Perhaps. But critics also rounded on the deal’s structure, which reduced its appeal to many investors - and put pricing power in the hands of the few buyers willing (or able) to take part.
Not only was it structured as a floating-rate amortising note (of interest to a small sub-set of investors), it came in Reg S-only format (thus disqualifying the key onshore US investor base that typically underpins such trades) and was both unrated and unlisted.
Remaining investors exacted a hefty compensation for the bonds’ structural peculiarities and the likely lack of liquidity. “Investors had all the leverage in the world,” said a rival origination official. “They have paid 200bp more than they would have with a Eurobond.”
Again, though, the Standard syndicate official insisted that the structure was a response to what the client wanted. “The amortisation structure is part of a prudent management of the repayment schedule and is something developing countries often prefer to have in place,” he said.
Unofficial price talk on the seven-year note, which has an average life of five years, was revealed at 600bp over Libor on Monday, before official guidance was announced the following day at Libor plus low 600s. Eventually, the deal raised US$600m, the maximum amount Tanzania was allowed to borrow in the international markets under its IMF programme, at a final price of Libor plus 600bp.
“This was not a plain vanilla transaction, and we received unanimous feedback from investors that it would require a six-handle spread to get done,” said the Standard official.
The pricing resulted in a triple-digit premium to other sub-Saharan African sovereigns, including Angola, which itself printed a cheap and illiquid bond last year.
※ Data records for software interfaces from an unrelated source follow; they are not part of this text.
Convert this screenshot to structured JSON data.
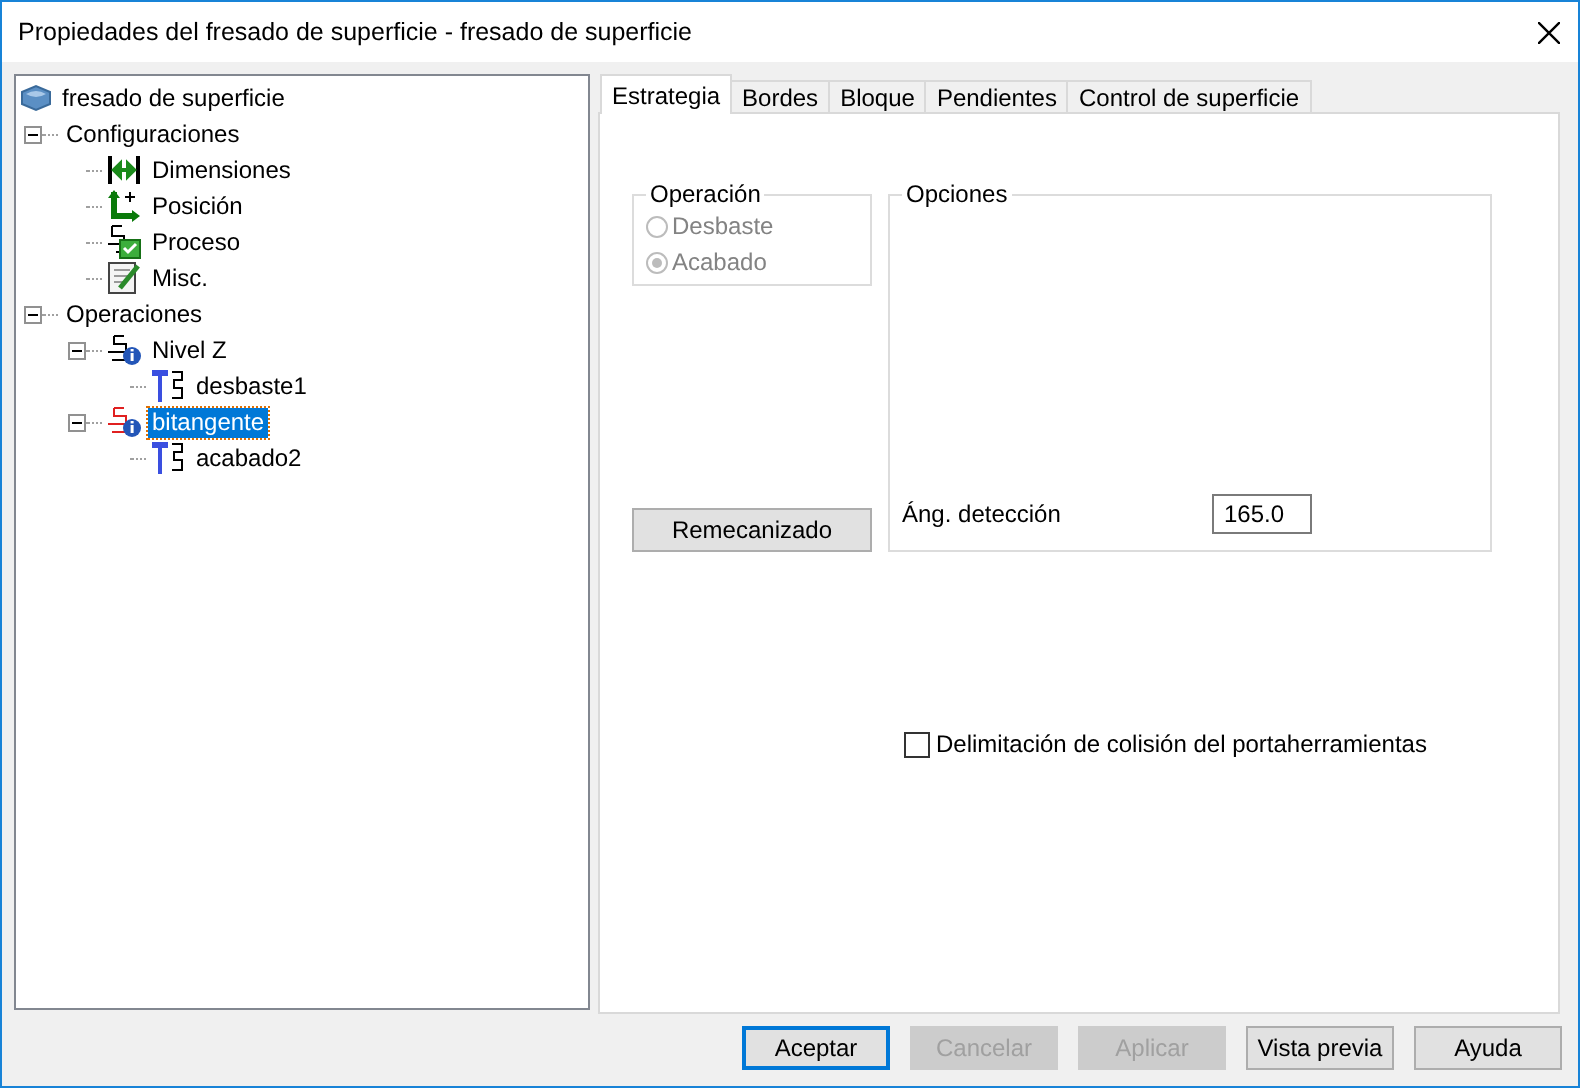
{
  "window": {
    "title": "Propiedades del fresado de superficie - fresado de superficie"
  },
  "tree": [
    {
      "label": "fresado de superficie",
      "kind": "model",
      "selected": false,
      "children": [
        {
          "label": "Configuraciones",
          "selected": false,
          "expanded": true,
          "children": [
            {
              "label": "Dimensiones",
              "kind": "dimensions",
              "selected": false
            },
            {
              "label": "Posición",
              "kind": "position",
              "selected": false
            },
            {
              "label": "Proceso",
              "kind": "process",
              "selected": false
            },
            {
              "label": "Misc.",
              "kind": "misc",
              "selected": false
            }
          ]
        },
        {
          "label": "Operaciones",
          "selected": false,
          "expanded": true,
          "children": [
            {
              "label": "Nivel Z",
              "kind": "strategy",
              "selected": false,
              "expanded": true,
              "children": [
                {
                  "label": "desbaste1",
                  "kind": "tool",
                  "selected": false
                }
              ]
            },
            {
              "label": "bitangente",
              "kind": "strategy-red",
              "selected": true,
              "expanded": true,
              "children": [
                {
                  "label": "acabado2",
                  "kind": "tool",
                  "selected": false
                }
              ]
            }
          ]
        }
      ]
    }
  ],
  "tabs": [
    {
      "label": "Estrategia",
      "selected": true
    },
    {
      "label": "Bordes",
      "selected": false
    },
    {
      "label": "Bloque",
      "selected": false
    },
    {
      "label": "Pendientes",
      "selected": false
    },
    {
      "label": "Control de superficie",
      "selected": false
    }
  ],
  "operation_group": {
    "title": "Operación",
    "disabled": true,
    "options": [
      {
        "label": "Desbaste",
        "selected": false
      },
      {
        "label": "Acabado",
        "selected": true
      }
    ]
  },
  "remachining_button": {
    "label": "Remecanizado"
  },
  "options_group": {
    "title": "Opciones",
    "angle_label": "Áng. detección",
    "angle_value": "165.0"
  },
  "holder_collision": {
    "label": "Delimitación de colisión del portaherramientas",
    "checked": false
  },
  "buttons": [
    {
      "label": "Aceptar",
      "disabled": false,
      "default": true
    },
    {
      "label": "Cancelar",
      "disabled": true,
      "default": false
    },
    {
      "label": "Aplicar",
      "disabled": true,
      "default": false
    },
    {
      "label": "Vista previa",
      "disabled": false,
      "default": false
    },
    {
      "label": "Ayuda",
      "disabled": false,
      "default": false
    }
  ]
}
That was a repackaged loan, however. The Tanzania deal is not.
Angola’s 7% 2019 bond, rated Ba3 from Moody’s and BB- from Standard & Poor’s, was trading at 415bp over mid-swaps before Tanzania’s deal was finalised.
Against other African sovereigns, the premium paid was even higher. Zambia, for example, which is rated B+/B+, was trading at 340bp over mid-swaps on its 5.375% 2022 Eurobond on Monday. Ghana, which is rated B/B+, was trading at 395bp on its 8.50% 2017 Eurobond.
And these were prevailing levels after Tanzania’s price talk had pushed their curves significantly wider. Ghana’s bond, for example, had dropped from 116.5 to 115 in price - equivalent to around 40bp - after price talk for Tanzania’s deal was revealed.
Another banker said buy-and-hold investors who took part would be “rubbing their hands with glee,” while for other stakeholders it was a “lose-lose situation.”
The notes have a final due date in 2020. The principal amortises in nine semi-annual instalments starting on the notes’ third anniversary.
Reporting by Davide Scigliuzzo; Editing by Sudip Roy, Matthew Davies and Julian Baker